On Saturday, January 25, restaurants from around Tulsa will gather at the BOK Center for Wingapalooza, a showcase to crown Tulsa's best wings. The field includes McNellie's, Rusty Crane, Full Moon Caf?, Lucky?s, Baxter's, and 20 other restaurants known for their outstanding wings, wing sauces, or wing preparation. In addition to feasting on wings all day and pretending to be a food critic for a made-up magazine called The Winger, attendees can also grab drinks from cash bars and listen to live cover music by My So Called Band.
Vintage Market Days organizers Amy Scott and Dianna Brown discovered an interest in vintage bazaars at a young age. As a child, Dianna frequented neighborhood garage sales to find items that she repurposed into decorations for her "pretend house." Meanwhile, Amy visited the Tulsa Flea Market with her mother and great aunt, who collected Depression glassware and helped her to start her own vintage collections.
As adults, Amy and Dianna organize upscale vintage fairs several times a year at indoor and outdoor locations throughout Oklahoma. Shoppers can examine architectural salvage, peruse vintage home d?cor items, or drape themselves in clothing and jewelry from yesteryear so they won't stand out as a tourist on time-traveling trips. And to compliment the vintage ware, vendors also sell original art and handmade jewelry.

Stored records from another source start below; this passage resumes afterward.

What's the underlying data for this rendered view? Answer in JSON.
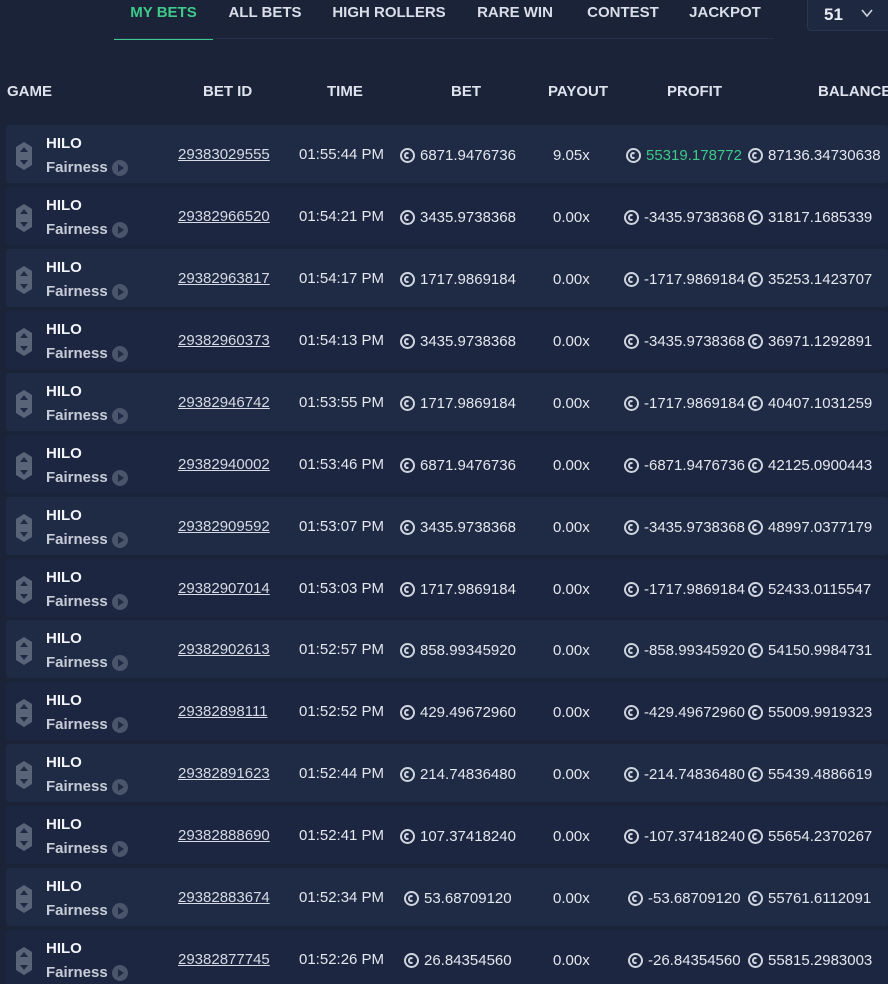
{
  "tabs": [
    {
      "label": "MY BETS",
      "active": true
    },
    {
      "label": "ALL BETS",
      "active": false
    },
    {
      "label": "HIGH ROLLERS",
      "active": false
    },
    {
      "label": "RARE WIN",
      "active": false
    },
    {
      "label": "CONTEST",
      "active": false
    },
    {
      "label": "JACKPOT",
      "active": false
    }
  ],
  "count_select": {
    "value": "51"
  },
  "columns": [
    "GAME",
    "BET ID",
    "TIME",
    "BET",
    "PAYOUT",
    "PROFIT",
    "BALANCE"
  ],
  "colors": {
    "accent": "#3fc98a",
    "background": "#1a2338",
    "row": "#1f2a44"
  },
  "icons": {
    "game": "hilo-hexagon-icon",
    "fairness": "play-icon",
    "currency": "coin-icon",
    "dropdown": "chevron-down-icon"
  },
  "rows": [
    {
      "game": "HILO",
      "fairness": "Fairness",
      "bet_id": "29383029555",
      "time": "01:55:44 PM",
      "bet": "6871.9476736",
      "payout": "9.05x",
      "profit": "55319.178772",
      "balance": "87136.34730638",
      "win": true
    },
    {
      "game": "HILO",
      "fairness": "Fairness",
      "bet_id": "29382966520",
      "time": "01:54:21 PM",
      "bet": "3435.9738368",
      "payout": "0.00x",
      "profit": "-3435.9738368",
      "balance": "31817.1685339",
      "win": false
    },
    {
      "game": "HILO",
      "fairness": "Fairness",
      "bet_id": "29382963817",
      "time": "01:54:17 PM",
      "bet": "1717.9869184",
      "payout": "0.00x",
      "profit": "-1717.9869184",
      "balance": "35253.1423707",
      "win": false
    },
    {
      "game": "HILO",
      "fairness": "Fairness",
      "bet_id": "29382960373",
      "time": "01:54:13 PM",
      "bet": "3435.9738368",
      "payout": "0.00x",
      "profit": "-3435.9738368",
      "balance": "36971.1292891",
      "win": false
    },
    {
      "game": "HILO",
      "fairness": "Fairness",
      "bet_id": "29382946742",
      "time": "01:53:55 PM",
      "bet": "1717.9869184",
      "payout": "0.00x",
      "profit": "-1717.9869184",
      "balance": "40407.1031259",
      "win": false
    },
    {
      "game": "HILO",
      "fairness": "Fairness",
      "bet_id": "29382940002",
      "time": "01:53:46 PM",
      "bet": "6871.9476736",
      "payout": "0.00x",
      "profit": "-6871.9476736",
      "balance": "42125.0900443",
      "win": false
    },
    {
      "game": "HILO",
      "fairness": "Fairness",
      "bet_id": "29382909592",
      "time": "01:53:07 PM",
      "bet": "3435.9738368",
      "payout": "0.00x",
      "profit": "-3435.9738368",
      "balance": "48997.0377179",
      "win": false
    },
    {
      "game": "HILO",
      "fairness": "Fairness",
      "bet_id": "29382907014",
      "time": "01:53:03 PM",
      "bet": "1717.9869184",
      "payout": "0.00x",
      "profit": "-1717.9869184",
      "balance": "52433.0115547",
      "win": false
    },
    {
      "game": "HILO",
      "fairness": "Fairness",
      "bet_id": "29382902613",
      "time": "01:52:57 PM",
      "bet": "858.99345920",
      "payout": "0.00x",
      "profit": "-858.99345920",
      "balance": "54150.9984731",
      "win": false
    },
    {
      "game": "HILO",
      "fairness": "Fairness",
      "bet_id": "29382898111",
      "time": "01:52:52 PM",
      "bet": "429.49672960",
      "payout": "0.00x",
      "profit": "-429.49672960",
      "balance": "55009.9919323",
      "win": false
    },
    {
      "game": "HILO",
      "fairness": "Fairness",
      "bet_id": "29382891623",
      "time": "01:52:44 PM",
      "bet": "214.74836480",
      "payout": "0.00x",
      "profit": "-214.74836480",
      "balance": "55439.4886619",
      "win": false
    },
    {
      "game": "HILO",
      "fairness": "Fairness",
      "bet_id": "29382888690",
      "time": "01:52:41 PM",
      "bet": "107.37418240",
      "payout": "0.00x",
      "profit": "-107.37418240",
      "balance": "55654.2370267",
      "win": false
    },
    {
      "game": "HILO",
      "fairness": "Fairness",
      "bet_id": "29382883674",
      "time": "01:52:34 PM",
      "bet": "53.68709120",
      "payout": "0.00x",
      "profit": "-53.68709120",
      "balance": "55761.6112091",
      "win": false
    },
    {
      "game": "HILO",
      "fairness": "Fairness",
      "bet_id": "29382877745",
      "time": "01:52:26 PM",
      "bet": "26.84354560",
      "payout": "0.00x",
      "profit": "-26.84354560",
      "balance": "55815.2983003",
      "win": false
    }
  ]
}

At Vintage Market Days, visitors can uncover treasures in the form of antiques, original art, jewelry, clothing, and home decor. The retro offerings hail from a variety of vendors chosen for the quality of their goods, not to mention their access to time-bending wormholes. The event itself is founded and run by Chanda Hakanson, a vintage enthusiast who hails from a long family line of savvy merchants.
The aroma of peaches fills the air each year at the Porter Peach Festival. The sweet fruits are everywhere: filling wooden barrels, baked into pies, and cheekily donning orange peels. And even if you're not next to a fresh peach, you can see one's image displayed on stage behind live bands or marking where contestants line up for the 5K run. Living up to the "festival" in the event's name, the weekend also features a classic car show, ATV mud races, and arts and crafts vendors.
More than 100 years ago, Stockyards City was a public livestock market and packing district. Today, many of its original buildings remain?but what was once an industrial area is a hub of dining and cowboy culture. On the main street, Western apparel stores, restaurants ranging from a steakhouse to a taqueria, and the historic Rodeo Opry country-music venue bring American heritage to life. Regular events include private tours and street festivals.
On the second weekend in November, Vintage Market Days will once again fill the Farmers Public Market with clothing, furnishings, and knick-knacks from days past. Stacy Gray, or Calamity Jane as she's known in the "junk" business, brings this national event to Oklahoma City, helping local antique shoppers and treasure dealers meet and barter within the confines of a historic trading space.
And what a historic space it is; listed on the national register of historic places, the Farmers Public Market opened its doors in 1928, a time when farmers had no place but the roads to sell their wares and shoppers could only wait for mail-order groceries to be invented 50 years later. In its heyday, the market housed not only a variety of stores and markets, but also a concert space where country troubadours including Hank Williams Sr. and Bob Wills plucked at the heartstrings of rapt audiences.